_Work to be completed_:
Return every line of the data below that includes the string "VIQS".

_Records for the task_:
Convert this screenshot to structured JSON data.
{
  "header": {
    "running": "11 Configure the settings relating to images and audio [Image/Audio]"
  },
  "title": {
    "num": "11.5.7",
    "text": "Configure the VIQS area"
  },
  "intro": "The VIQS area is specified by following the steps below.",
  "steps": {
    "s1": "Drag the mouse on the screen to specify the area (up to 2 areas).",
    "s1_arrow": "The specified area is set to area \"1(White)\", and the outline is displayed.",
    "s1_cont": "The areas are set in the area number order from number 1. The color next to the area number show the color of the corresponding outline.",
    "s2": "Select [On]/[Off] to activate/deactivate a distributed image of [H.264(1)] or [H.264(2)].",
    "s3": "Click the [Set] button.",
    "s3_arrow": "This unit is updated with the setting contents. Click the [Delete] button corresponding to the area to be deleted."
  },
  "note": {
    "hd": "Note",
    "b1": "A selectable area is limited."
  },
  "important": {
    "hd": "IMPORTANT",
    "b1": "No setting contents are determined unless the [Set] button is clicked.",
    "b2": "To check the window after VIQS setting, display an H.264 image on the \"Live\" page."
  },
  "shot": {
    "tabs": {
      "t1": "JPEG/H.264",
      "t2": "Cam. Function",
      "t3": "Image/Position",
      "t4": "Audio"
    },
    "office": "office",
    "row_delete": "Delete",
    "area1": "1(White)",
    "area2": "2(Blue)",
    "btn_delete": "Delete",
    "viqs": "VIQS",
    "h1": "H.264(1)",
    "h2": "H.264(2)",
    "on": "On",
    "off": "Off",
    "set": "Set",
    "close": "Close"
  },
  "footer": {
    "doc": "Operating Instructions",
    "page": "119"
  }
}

_Written answer_:
    "text": "Configure the VIQS area"
  "intro": "The VIQS area is specified by following the steps below.",
    "b2": "To check the window after VIQS setting, display an H.264 image on the \"Live\" page."
    "viqs": "VIQS",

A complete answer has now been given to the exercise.